Grilling asparagus is similar to grilling green onions...position the tips into a cool area, with the stem ends over direct heat. Don't snap off and discard the tough ends. Instead, just peel off the tough skin. See Grilled Asparagus for a nifty recipe.
Potatoes can be grilled in 10 to 12 minutes when sliced 1/4 inch thick. I prefer thicker slices...1/2 to 3/4 inch thick. The thicker slices will take 15 to 20 minutes. Turn them when lightly browned. If the inside is not done after the second side is browned, finish them using indirect heat.
Onions can be left whole and grilled. Peel them, then carefully cut the center out without puncturing through the bottom. Add a couple of teaspoons of butter and indirect grill for at least an hour, or until the onions are soft. These are GOOD! And if you click on the picture of onions, you'll go to my new page,
Grilled Whole Onions.
Onion slices, 1/2 inch thick, can be grilled over direct heat in about 15 minutes.

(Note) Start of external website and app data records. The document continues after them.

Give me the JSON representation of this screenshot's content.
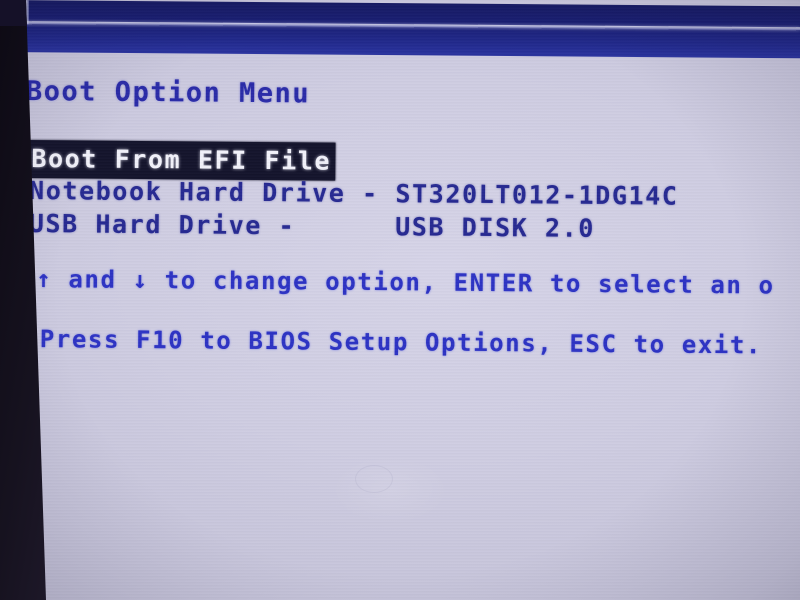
{
  "screen": {
    "kind": "bios-boot-option-menu",
    "title": "Boot Option Menu",
    "background_color": "#cfcde2",
    "banner_color": "#1f2585",
    "text_color": "#272a92",
    "hint_color": "#2d33c4",
    "highlight_bg_color": "#14142c",
    "highlight_fg_color": "#f2f2fa"
  },
  "boot_options": [
    {
      "label": "Boot From EFI File",
      "selected": true
    },
    {
      "label": "Notebook Hard Drive - ST320LT012-1DG14C",
      "selected": false
    },
    {
      "label": "USB Hard Drive -      USB DISK 2.0",
      "selected": false
    }
  ],
  "hints": [
    "↑ and ↓ to change option, ENTER to select an o",
    "Press F10 to BIOS Setup Options, ESC to exit."
  ],
  "keys": {
    "up_arrow": "↑",
    "down_arrow": "↓",
    "enter": "ENTER",
    "setup": "F10",
    "exit": "ESC"
  }
}
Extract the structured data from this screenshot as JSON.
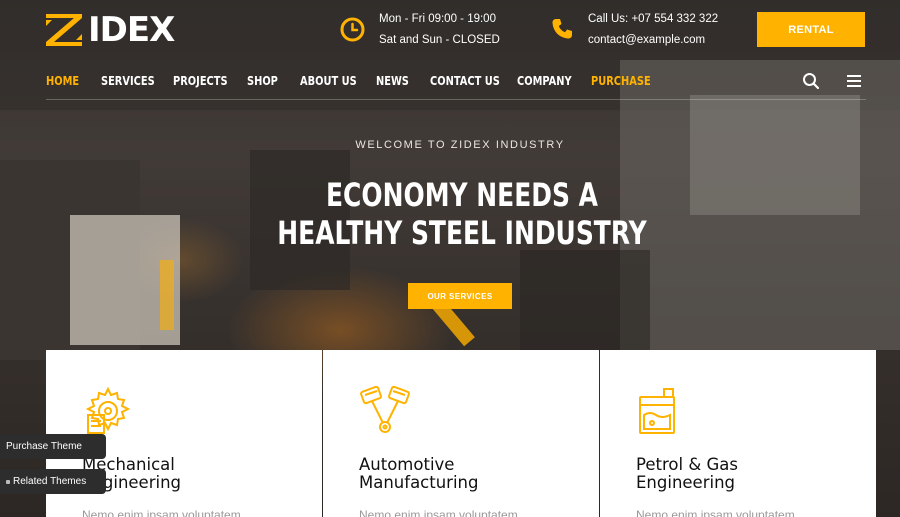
{
  "brand": {
    "name": "IDEX",
    "accent_color": "#ffb300"
  },
  "header": {
    "hours": {
      "icon": "clock-icon",
      "line1": "Mon - Fri 09:00 - 19:00",
      "line2": "Sat and Sun - CLOSED"
    },
    "contact": {
      "icon": "phone-icon",
      "line1": "Call Us: +07 554 332 322",
      "line2": "contact@example.com"
    },
    "cta_label": "RENTAL"
  },
  "nav": {
    "items": [
      {
        "label": "HOME"
      },
      {
        "label": "SERVICES"
      },
      {
        "label": "PROJECTS"
      },
      {
        "label": "SHOP"
      },
      {
        "label": "ABOUT US"
      },
      {
        "label": "NEWS"
      },
      {
        "label": "CONTACT US"
      },
      {
        "label": "COMPANY"
      },
      {
        "label": "PURCHASE"
      }
    ],
    "search_icon": "search-icon",
    "menu_icon": "hamburger-menu-icon"
  },
  "hero": {
    "welcome": "WELCOME TO ZIDEX INDUSTRY",
    "headline_line1": "ECONOMY NEEDS A",
    "headline_line2": "HEALTHY STEEL INDUSTRY",
    "button_label": "OUR SERVICES"
  },
  "cards": [
    {
      "icon": "gear-document-icon",
      "title_line1": "Mechanical",
      "title_line2": "Engineering",
      "text": "Nemo enim ipsam voluptatem"
    },
    {
      "icon": "piston-icon",
      "title_line1": "Automotive",
      "title_line2": "Manufacturing",
      "text": "Nemo enim ipsam voluptatem"
    },
    {
      "icon": "oil-canister-icon",
      "title_line1": "Petrol & Gas",
      "title_line2": "Engineering",
      "text": "Nemo enim ipsam voluptatem"
    }
  ],
  "side_tags": {
    "purchase": "Purchase Theme",
    "related": "Related Themes"
  }
}
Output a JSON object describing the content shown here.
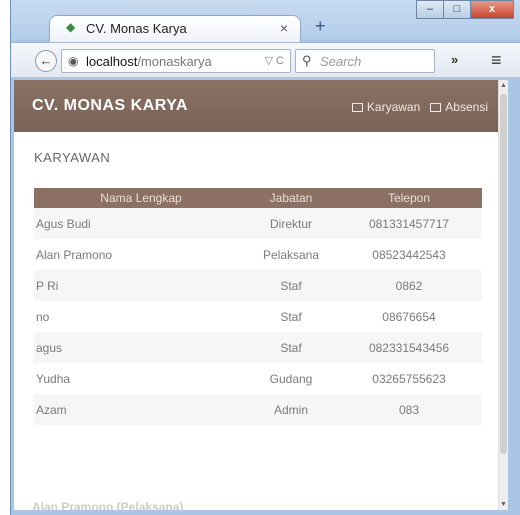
{
  "browser": {
    "tab_title": "CV. Monas Karya",
    "url_host": "localhost",
    "url_path": "/monaskarya",
    "search_placeholder": "Search",
    "window_buttons": {
      "minimize": "–",
      "maximize": "□",
      "close": "x"
    }
  },
  "app": {
    "brand": "CV. MONAS KARYA",
    "nav": [
      {
        "label": "Karyawan"
      },
      {
        "label": "Absensi"
      }
    ],
    "section_title": "KARYAWAN",
    "table": {
      "columns": [
        "Nama Lengkap",
        "Jabatan",
        "Telepon"
      ],
      "rows": [
        {
          "name": "Agus Budi",
          "jabatan": "Direktur",
          "telepon": "081331457717"
        },
        {
          "name": "Alan Pramono",
          "jabatan": "Pelaksana",
          "telepon": "08523442543"
        },
        {
          "name": "P Ri",
          "jabatan": "Staf",
          "telepon": "0862"
        },
        {
          "name": "no",
          "jabatan": "Staf",
          "telepon": "08676654"
        },
        {
          "name": "agus",
          "jabatan": "Staf",
          "telepon": "082331543456"
        },
        {
          "name": "Yudha",
          "jabatan": "Gudang",
          "telepon": "03265755623"
        },
        {
          "name": "Azam",
          "jabatan": "Admin",
          "telepon": "083"
        }
      ]
    },
    "footer": "Alan Pramono (Pelaksana)"
  }
}
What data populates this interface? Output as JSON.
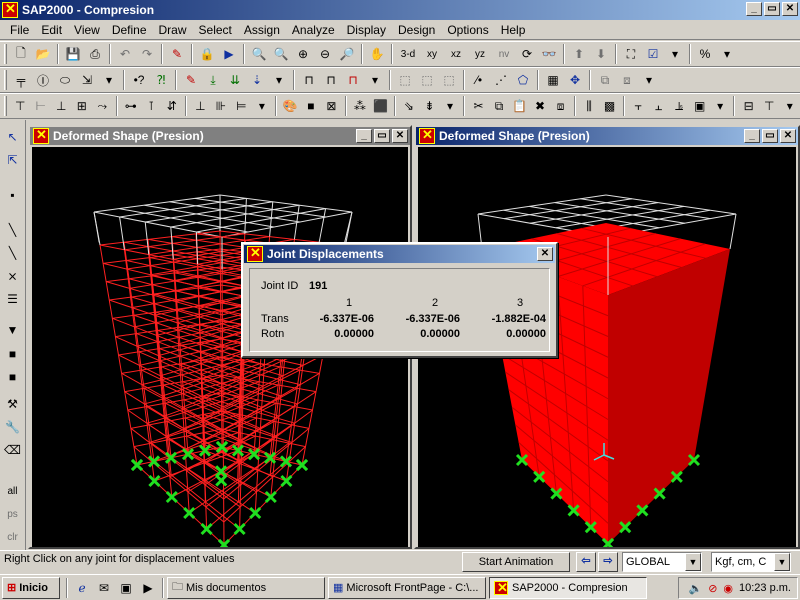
{
  "app": {
    "title": "SAP2000 - Compresion",
    "window_controls": [
      "_",
      "▭",
      "✕"
    ]
  },
  "menu": [
    "File",
    "Edit",
    "View",
    "Define",
    "Draw",
    "Select",
    "Assign",
    "Analyze",
    "Display",
    "Design",
    "Options",
    "Help"
  ],
  "toolbar1": {
    "view_buttons": [
      "3-d",
      "xy",
      "xz",
      "yz",
      "nv"
    ]
  },
  "windows": {
    "left": {
      "title": "Deformed Shape (Presion)",
      "controls": [
        "_",
        "▭",
        "✕"
      ]
    },
    "right": {
      "title": "Deformed Shape (Presion)",
      "controls": [
        "_",
        "▭",
        "✕"
      ]
    }
  },
  "dialog": {
    "title": "Joint Displacements",
    "close": "✕",
    "joint_label": "Joint ID",
    "joint_id": "191",
    "columns": [
      "1",
      "2",
      "3"
    ],
    "rows": [
      {
        "label": "Trans",
        "values": [
          "-6.337E-06",
          "-6.337E-06",
          "-1.882E-04"
        ]
      },
      {
        "label": "Rotn",
        "values": [
          "0.00000",
          "0.00000",
          "0.00000"
        ]
      }
    ]
  },
  "status": {
    "message": "Right Click on any joint for displacement values",
    "animation_button": "Start Animation",
    "coord_system": "GLOBAL",
    "units": "Kgf, cm, C"
  },
  "taskbar": {
    "start": "Inicio",
    "tasks": [
      "Mis documentos",
      "Microsoft FrontPage - C:\\...",
      "SAP2000 - Compresion"
    ],
    "clock": "10:23 p.m."
  },
  "left_toolbar": [
    "all",
    "ps",
    "clr"
  ],
  "colors": {
    "frame_red": "#ff2020",
    "grid_white": "#e0e0e0",
    "support_green": "#20e020",
    "solid_front": "#ff0000",
    "solid_side": "#c00000",
    "title_blue": "#0a246a"
  }
}
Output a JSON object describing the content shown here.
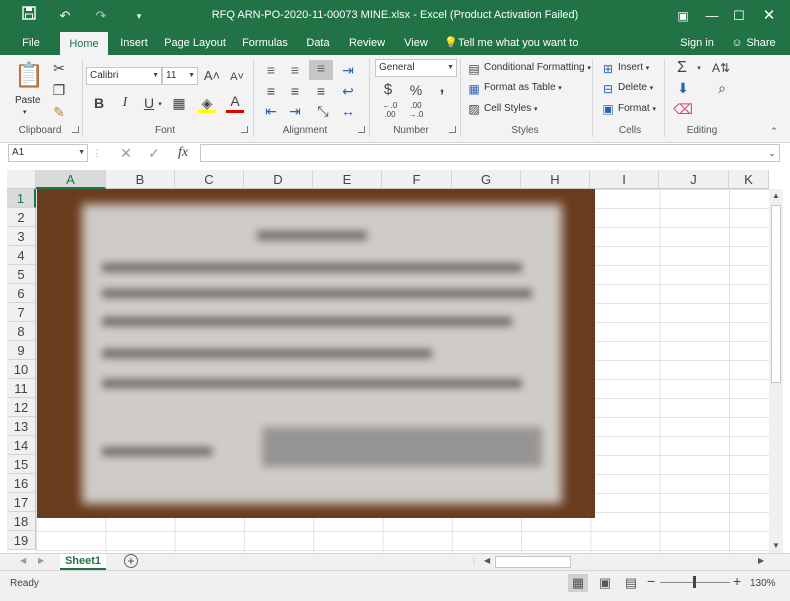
{
  "window": {
    "title": "RFQ ARN-PO-2020-11-00073 MINE.xlsx  -  Excel (Product Activation Failed)"
  },
  "qat": {
    "save_icon": "save-icon",
    "undo_icon": "undo-icon",
    "redo_icon": "redo-icon",
    "customize_icon": "chevron-down-icon"
  },
  "tabs": [
    "File",
    "Home",
    "Insert",
    "Page Layout",
    "Formulas",
    "Data",
    "Review",
    "View"
  ],
  "tell_me": "Tell me what you want to do...",
  "signin": "Sign in",
  "share": "Share",
  "ribbon": {
    "clipboard": {
      "label": "Clipboard",
      "paste": "Paste"
    },
    "font": {
      "label": "Font",
      "name": "Calibri",
      "size": "11",
      "bold": "B",
      "italic": "I",
      "underline": "U"
    },
    "alignment": {
      "label": "Alignment"
    },
    "number": {
      "label": "Number",
      "format": "General",
      "currency": "$",
      "percent": "%",
      "comma": ","
    },
    "styles": {
      "label": "Styles",
      "conditional": "Conditional Formatting",
      "format_table": "Format as Table",
      "cell_styles": "Cell Styles"
    },
    "cells": {
      "label": "Cells",
      "insert": "Insert",
      "delete": "Delete",
      "format": "Format"
    },
    "editing": {
      "label": "Editing"
    }
  },
  "namebox": "A1",
  "fx": "fx",
  "columns": [
    "A",
    "B",
    "C",
    "D",
    "E",
    "F",
    "G",
    "H",
    "I",
    "J",
    "K"
  ],
  "rows": [
    "1",
    "2",
    "3",
    "4",
    "5",
    "6",
    "7",
    "8",
    "9",
    "10",
    "11",
    "12",
    "13",
    "14",
    "15",
    "16",
    "17",
    "18",
    "19"
  ],
  "sheet": {
    "tab": "Sheet1"
  },
  "status": {
    "ready": "Ready",
    "zoom": "130%"
  }
}
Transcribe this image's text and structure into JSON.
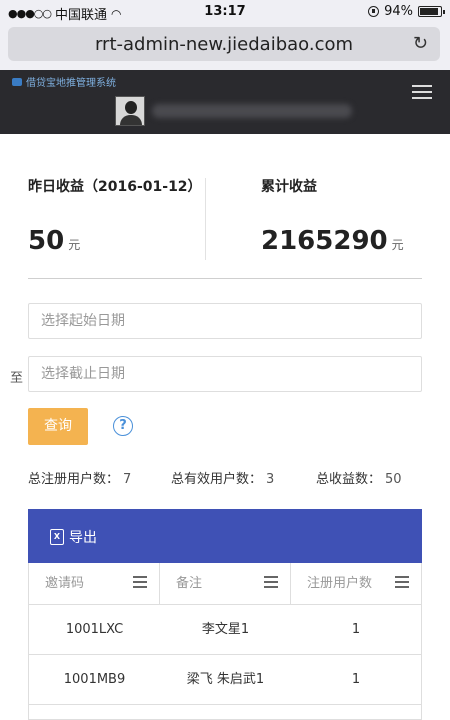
{
  "status_bar": {
    "carrier": "中国联通",
    "time": "13:17",
    "battery": "94%"
  },
  "browser": {
    "url": "rrt-admin-new.jiedaibao.com"
  },
  "app": {
    "logo_text": "借贷宝地推管理系统"
  },
  "stats": {
    "yesterday_label": "昨日收益（2016-01-12）",
    "yesterday_value": "50",
    "yesterday_unit": "元",
    "total_label": "累计收益",
    "total_value": "2165290",
    "total_unit": "元"
  },
  "filters": {
    "start_placeholder": "选择起始日期",
    "end_placeholder": "选择截止日期",
    "to_label": "至",
    "query_label": "查询"
  },
  "summary": {
    "registered_label": "总注册用户数：",
    "registered_value": "7",
    "active_label": "总有效用户数：",
    "active_value": "3",
    "earnings_label": "总收益数：",
    "earnings_value": "50"
  },
  "table": {
    "export_label": "导出",
    "columns": [
      "邀请码",
      "备注",
      "注册用户数"
    ],
    "rows": [
      [
        "1001LXC",
        "李文星1",
        "1"
      ],
      [
        "1001MB9",
        "梁飞 朱启武1",
        "1"
      ]
    ]
  }
}
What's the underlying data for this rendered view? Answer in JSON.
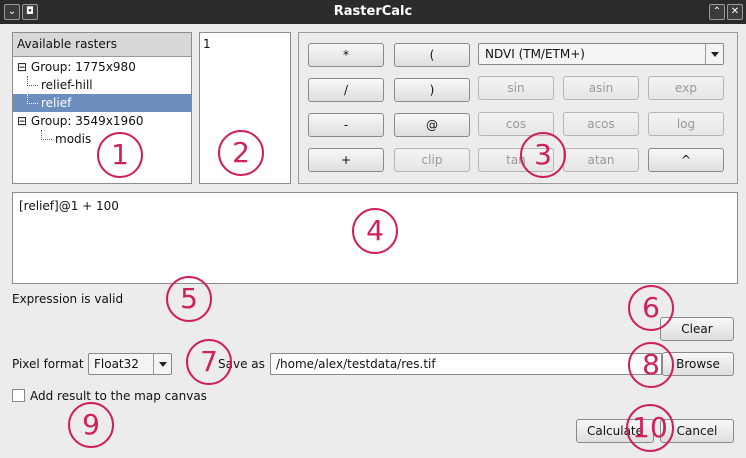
{
  "window": {
    "title": "RasterCalc",
    "left_buttons": [
      "⌄",
      "◘"
    ],
    "right_buttons": [
      "⌃",
      "✕"
    ]
  },
  "rasters": {
    "header": "Available rasters",
    "tree": [
      {
        "label": "Group: 1775x980",
        "toggle": "⊟"
      },
      {
        "label": "relief-hill"
      },
      {
        "label": "relief",
        "selected": true
      },
      {
        "label": "Group: 3549x1960",
        "toggle": "⊟"
      },
      {
        "label": "modis"
      }
    ]
  },
  "bands": {
    "items": [
      "1"
    ]
  },
  "operators": {
    "row1": [
      "*",
      "(",
      "NDVI (TM/ETM+)"
    ],
    "row2": [
      "/",
      ")",
      "sin",
      "asin",
      "exp"
    ],
    "row3": [
      "-",
      "@",
      "cos",
      "acos",
      "log"
    ],
    "row4": [
      "+",
      "clip",
      "tan",
      "atan",
      "^"
    ]
  },
  "expression": {
    "text": "[relief]@1 + 100"
  },
  "status": {
    "text": "Expression is valid"
  },
  "buttons": {
    "clear": "Clear",
    "browse": "Browse",
    "calculate": "Calculate",
    "cancel": "Cancel"
  },
  "pixel_format": {
    "label": "Pixel format",
    "value": "Float32"
  },
  "save_as": {
    "label": "Save as",
    "path": "/home/alex/testdata/res.tif"
  },
  "add_to_canvas": {
    "label": "Add result to the map canvas",
    "checked": false
  },
  "annotations": [
    "1",
    "2",
    "3",
    "4",
    "5",
    "6",
    "7",
    "8",
    "9",
    "10"
  ],
  "colors": {
    "annotation": "#d01f5d",
    "selection": "#6c8ebf",
    "titlebar": "#2b2b2b"
  }
}
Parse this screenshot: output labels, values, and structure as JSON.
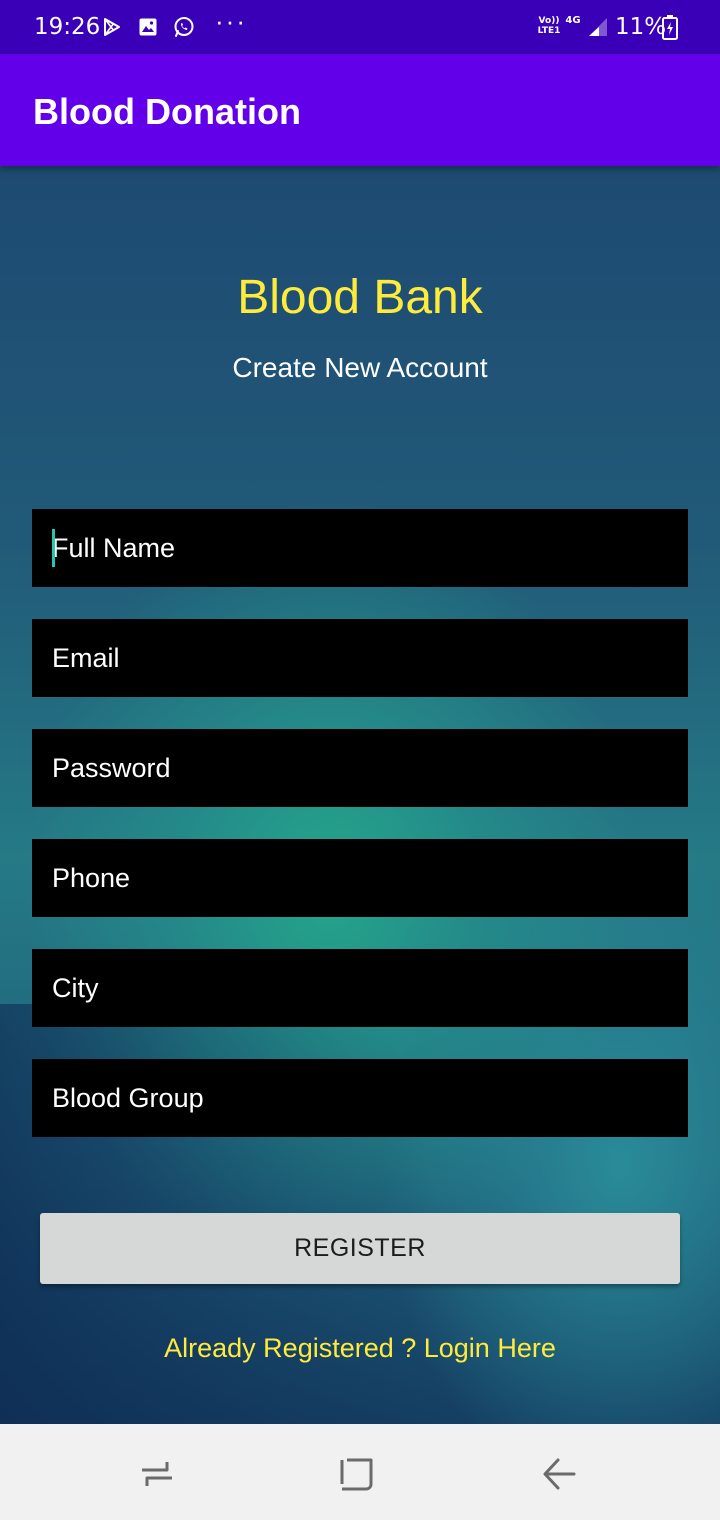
{
  "status_bar": {
    "time": "19:26",
    "icons": [
      "play-store-icon",
      "image-icon",
      "whatsapp-icon"
    ],
    "more": "···",
    "volte": "Vo))\nLTE1",
    "network": "4G",
    "battery": "11%"
  },
  "app_bar": {
    "title": "Blood Donation"
  },
  "form": {
    "heading": "Blood Bank",
    "subheading": "Create New Account",
    "fields": [
      {
        "placeholder": "Full Name"
      },
      {
        "placeholder": "Email"
      },
      {
        "placeholder": "Password"
      },
      {
        "placeholder": "Phone"
      },
      {
        "placeholder": "City"
      },
      {
        "placeholder": "Blood Group"
      }
    ],
    "register_label": "REGISTER",
    "login_link": "Already Registered ? Login Here"
  },
  "colors": {
    "status_bar": "#3a00b8",
    "app_bar": "#6200ea",
    "heading": "#ffeb3b",
    "field_bg": "#000000",
    "button_bg": "#d6d7d7",
    "nav_bar": "#f1f1f1"
  },
  "nav_bar": {
    "buttons": [
      "recents-icon",
      "home-icon",
      "back-icon"
    ]
  }
}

One-quarter inch slices of eggplant can be grilled in 10 minutes. You can also cut the eggplant in half lengthwise and grill the halves skin side down. Grill them over medium high direct heat for 10 minutes, then grill with indirect heat until the eggplant is soft and mushy. Scoop the eggplant out with a spoon and add a little salt, pepper and parmesan cheese. Great on crackers or good chewy bread.
Mushrooms can be grilled whole, with the stems and gills removed. They can also be stuffed and grilled. Try this grilled stuffed mushrooms recipe if you're looking for an excellent snack or appetizer to eat while the main course is cooking.